A History of Cursed Cursive
Learning to Write Right
Last week on Twitter I shared a story from NPR about the State of Alabama joining California and Louisiana in mandating cursive proficiency. Students are being required to write!
Apparently, in Alabama, students were taught how to form cursive letters but were never required to link them together. The kids could print their names but not produce what we have traditionally called a signature.
To critics, this is just “traditional values” folks wasting time that could be spent on math. But lest you think learning to sign your name is no big deal, I cite the example of an acquaintance’s eighteen-year-old.
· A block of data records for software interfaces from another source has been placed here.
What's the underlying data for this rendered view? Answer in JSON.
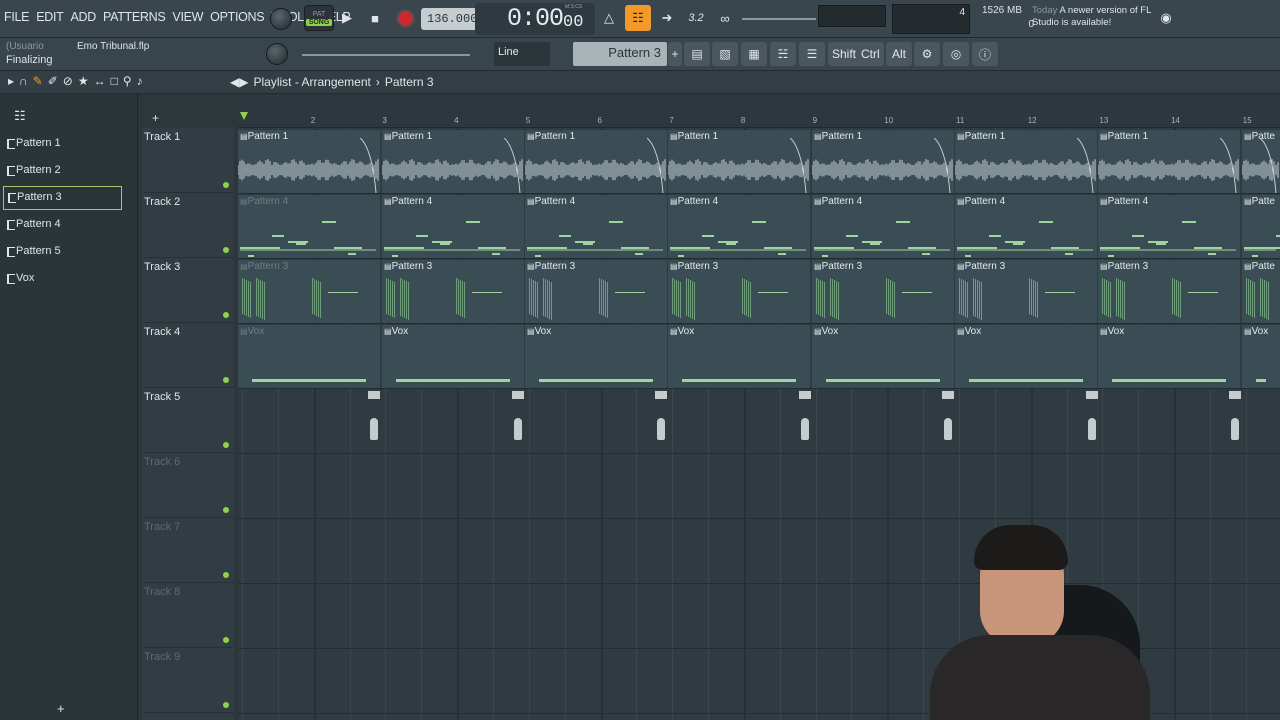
{
  "menu": [
    "FILE",
    "EDIT",
    "ADD",
    "PATTERNS",
    "VIEW",
    "OPTIONS",
    "TOOLS",
    "HELP"
  ],
  "transport": {
    "pat_label": "PAT",
    "song_label": "SONG",
    "tempo": "136.000",
    "time": "0:00",
    "time_small": "00",
    "time_unit": "M:S:CS"
  },
  "status": {
    "cpu_value": "4",
    "memory": "1526 MB",
    "polyphony": "0"
  },
  "news": {
    "day": "Today",
    "message": "A newer version of FL Studio is available!"
  },
  "project": {
    "user": "(Usuario",
    "file": "Emo Tribunal.flp",
    "status_text": "Finalizing"
  },
  "toolbar2": {
    "snap": "Line",
    "pattern": "Pattern 3",
    "shift": "Shift",
    "ctrl": "Ctrl",
    "alt": "Alt"
  },
  "playlist": {
    "title": "Playlist - Arrangement",
    "pattern": "Pattern 3",
    "separator": "›"
  },
  "picker": [
    {
      "label": "Pattern 1",
      "selected": false
    },
    {
      "label": "Pattern 2",
      "selected": false
    },
    {
      "label": "Pattern 3",
      "selected": true
    },
    {
      "label": "Pattern 4",
      "selected": false
    },
    {
      "label": "Pattern 5",
      "selected": false
    },
    {
      "label": "Vox",
      "selected": false
    }
  ],
  "tracks": [
    "Track 1",
    "Track 2",
    "Track 3",
    "Track 4",
    "Track 5",
    "Track 6",
    "Track 7",
    "Track 8",
    "Track 9"
  ],
  "ruler": [
    "2",
    "3",
    "4",
    "5",
    "6",
    "7",
    "8",
    "9",
    "10",
    "11",
    "12",
    "13",
    "14",
    "15"
  ],
  "clips": {
    "track1": [
      "Pattern 1",
      "Pattern 1",
      "Pattern 1",
      "Pattern 1",
      "Pattern 1",
      "Pattern 1",
      "Pattern 1",
      "Patte"
    ],
    "track2": [
      "Pattern 4",
      "Pattern 4",
      "Pattern 4",
      "Pattern 4",
      "Pattern 4",
      "Pattern 4",
      "Pattern 4",
      "Patte"
    ],
    "track3": [
      "Pattern 3",
      "Pattern 3",
      "Pattern 3",
      "Pattern 3",
      "Pattern 3",
      "Pattern 3",
      "Pattern 3",
      "Patte"
    ],
    "track4": [
      "Vox",
      "Vox",
      "Vox",
      "Vox",
      "Vox",
      "Vox",
      "Vox",
      "Vox"
    ]
  },
  "colors": {
    "accent_orange": "#f19a2b",
    "song_green": "#8fd14f",
    "record_red": "#d2262c",
    "note_green": "#9fd4a1"
  }
}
He voted for the first time in the last primary election, and his ballot was rejected because of his signature.
The perfect b and h displayed here would have warmed the heart of my second grade teacher, Sister Mary Margaret, and earned me an E for Excellent on penmanship. Yes, we were graded on pretty penmanship.
You can see a full page of the alphabet in cursive at Wikimedia Commons. And really, students shouldn’t complain so much about it. Earlier versions of penmanship were much harder to learn as well as to decipher.
Court Hand was a style of penmanship developed for medieval English law courts.
It reminds me a bit of Chappe’s Semaphore Code that I blogged about last week. Due to illegibility it was banned in 1733.
This is not the tilted lettering that we use in typing the titles of books, but a handwriting that developed from a printed script known as Humanist Miniscule.
Italic Hand, or Italic script joins letters together, like the primary students in Alabama will soon learn to do.
If you write historical fiction or do genealogical research and have had occasion to review old documents, Secretary Hand might be the type of cursive you encountered. William Shakespeare’s will was written in Secretary Hand.
When my Regency heroines sit down to write out thank you notes and ball invitations, they use the lovely and elegant Round Hand learned from their mothers or governesses.
Or something close!
What about you, Scriveners? Do you know how to write in cursive? Is your penmanship still legible?
Images: Wikimedia Commons
I also want to credit my genealogist sister for bringing this subject to my attention in her notes from a lecture on “Reading Old Documents” by Michael J. Leclerc. And for another view on the importance of learning cursive, see Mr. Leclerc’s Huffington Post article on the subject.